The struggling retail chain which has stores in Nova Scotia, Alberta, Quebec, British Columbia, Ontario, and Manitoba has a workforce of approximately 2000 employees. According to a press release by the company all of these store locations will remain open throughout the process of liquidation.
Bradley Sell, the chief financial officer for Forever 21 in Canada made a statement about the developments: “After considering numerous options, we have made the difficult decision to discontinue operations in Canada. We had hoped for a different outcome, but after years of poor performance and challenges set forth by the headwinds facing the retail industry today, our Canadian operations are simply no longer economically viable.”
Company to Continue Operations in Latin America
Founded in 1984, Forever 21 used to have a peak sales figure of USD 4.4 billion in 2015. Forever 21 is a privately held enterprise, which is based in Los Angeles has filed for bankruptcy protection in the U.S., with the aim of restructuring the business.
According to a statement by the retailer, the company intends to close most of its operations around the world including international operations in Europe and Asia.
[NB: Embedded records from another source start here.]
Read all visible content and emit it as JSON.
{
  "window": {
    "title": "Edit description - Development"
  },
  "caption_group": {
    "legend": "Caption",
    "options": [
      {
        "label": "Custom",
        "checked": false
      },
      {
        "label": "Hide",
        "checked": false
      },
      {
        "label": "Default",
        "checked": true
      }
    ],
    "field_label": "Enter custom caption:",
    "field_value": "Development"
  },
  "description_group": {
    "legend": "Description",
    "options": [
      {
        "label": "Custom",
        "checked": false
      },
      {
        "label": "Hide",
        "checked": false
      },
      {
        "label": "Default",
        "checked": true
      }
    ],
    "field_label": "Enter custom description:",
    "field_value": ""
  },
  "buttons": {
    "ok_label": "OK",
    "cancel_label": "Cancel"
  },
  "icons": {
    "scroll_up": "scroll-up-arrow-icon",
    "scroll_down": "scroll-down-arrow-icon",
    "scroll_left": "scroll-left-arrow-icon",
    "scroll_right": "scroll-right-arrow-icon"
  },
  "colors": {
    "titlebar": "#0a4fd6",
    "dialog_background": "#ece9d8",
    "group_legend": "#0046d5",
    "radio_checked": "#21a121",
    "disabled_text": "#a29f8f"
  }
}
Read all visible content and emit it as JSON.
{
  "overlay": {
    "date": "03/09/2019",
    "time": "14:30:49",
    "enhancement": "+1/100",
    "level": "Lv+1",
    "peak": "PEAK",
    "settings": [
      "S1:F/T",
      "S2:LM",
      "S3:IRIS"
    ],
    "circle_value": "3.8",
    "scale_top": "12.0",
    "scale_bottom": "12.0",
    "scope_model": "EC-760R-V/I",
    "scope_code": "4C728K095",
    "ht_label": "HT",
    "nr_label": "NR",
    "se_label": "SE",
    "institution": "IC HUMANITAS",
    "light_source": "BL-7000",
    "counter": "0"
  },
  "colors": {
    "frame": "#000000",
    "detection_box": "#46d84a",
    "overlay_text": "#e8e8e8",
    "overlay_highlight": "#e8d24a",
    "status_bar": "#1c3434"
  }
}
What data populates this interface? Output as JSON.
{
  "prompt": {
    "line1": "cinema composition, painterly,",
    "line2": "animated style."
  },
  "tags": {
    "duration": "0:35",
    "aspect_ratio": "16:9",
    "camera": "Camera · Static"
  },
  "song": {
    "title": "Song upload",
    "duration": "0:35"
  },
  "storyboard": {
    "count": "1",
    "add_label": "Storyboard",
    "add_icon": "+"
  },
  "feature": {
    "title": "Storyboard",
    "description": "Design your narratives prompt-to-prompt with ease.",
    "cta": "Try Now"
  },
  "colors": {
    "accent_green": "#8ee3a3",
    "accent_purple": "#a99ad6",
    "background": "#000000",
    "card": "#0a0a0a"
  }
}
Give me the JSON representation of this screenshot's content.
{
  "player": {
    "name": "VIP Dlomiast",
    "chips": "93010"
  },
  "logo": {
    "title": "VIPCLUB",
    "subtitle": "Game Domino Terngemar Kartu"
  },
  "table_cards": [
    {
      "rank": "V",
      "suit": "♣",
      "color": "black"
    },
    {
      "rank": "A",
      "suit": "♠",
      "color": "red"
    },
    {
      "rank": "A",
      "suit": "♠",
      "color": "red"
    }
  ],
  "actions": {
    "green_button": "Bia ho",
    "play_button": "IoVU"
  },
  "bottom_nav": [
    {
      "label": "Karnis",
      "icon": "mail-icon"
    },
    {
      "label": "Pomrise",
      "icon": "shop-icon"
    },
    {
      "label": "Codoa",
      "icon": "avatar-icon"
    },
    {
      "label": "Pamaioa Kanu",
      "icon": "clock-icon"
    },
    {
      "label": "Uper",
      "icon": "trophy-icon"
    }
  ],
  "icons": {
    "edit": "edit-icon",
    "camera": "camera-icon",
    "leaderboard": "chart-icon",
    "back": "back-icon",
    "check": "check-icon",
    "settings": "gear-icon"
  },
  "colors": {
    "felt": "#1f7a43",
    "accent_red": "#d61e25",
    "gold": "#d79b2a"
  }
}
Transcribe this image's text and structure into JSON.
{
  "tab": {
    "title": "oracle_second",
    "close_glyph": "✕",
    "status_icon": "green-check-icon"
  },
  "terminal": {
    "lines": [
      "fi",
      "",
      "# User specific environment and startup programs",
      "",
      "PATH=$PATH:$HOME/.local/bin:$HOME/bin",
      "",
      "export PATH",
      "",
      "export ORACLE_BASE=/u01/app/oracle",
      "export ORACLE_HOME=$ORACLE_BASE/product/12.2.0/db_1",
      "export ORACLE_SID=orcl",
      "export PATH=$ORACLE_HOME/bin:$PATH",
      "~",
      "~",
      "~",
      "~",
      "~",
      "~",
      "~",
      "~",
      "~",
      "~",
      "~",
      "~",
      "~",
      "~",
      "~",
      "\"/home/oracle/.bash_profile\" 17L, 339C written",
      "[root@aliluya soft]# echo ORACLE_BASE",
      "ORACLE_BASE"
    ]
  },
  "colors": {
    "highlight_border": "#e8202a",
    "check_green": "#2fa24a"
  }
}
However, the company intends to keep its Latin American and Mexican operations running for the near future.
Linda Chang, the executive vice president of the company has a long history with Forever 21. Her parents Jin Sook Chang and Do Won, South Korean immigrants to the U.S. were the founders of the company. Now, Linda Chang has put the blame of the company’s failure on rapid and aggressive expansion approach used by the company, which was hit by the changing landscape of the retail industry.
Forever 21 has become the latest in a long list of major retailers to close operations in Canada in 2019. Most of these retailers had a major presence in malls that are failing to attract shoppers, who are increasingly looking online to meet their shopping needs.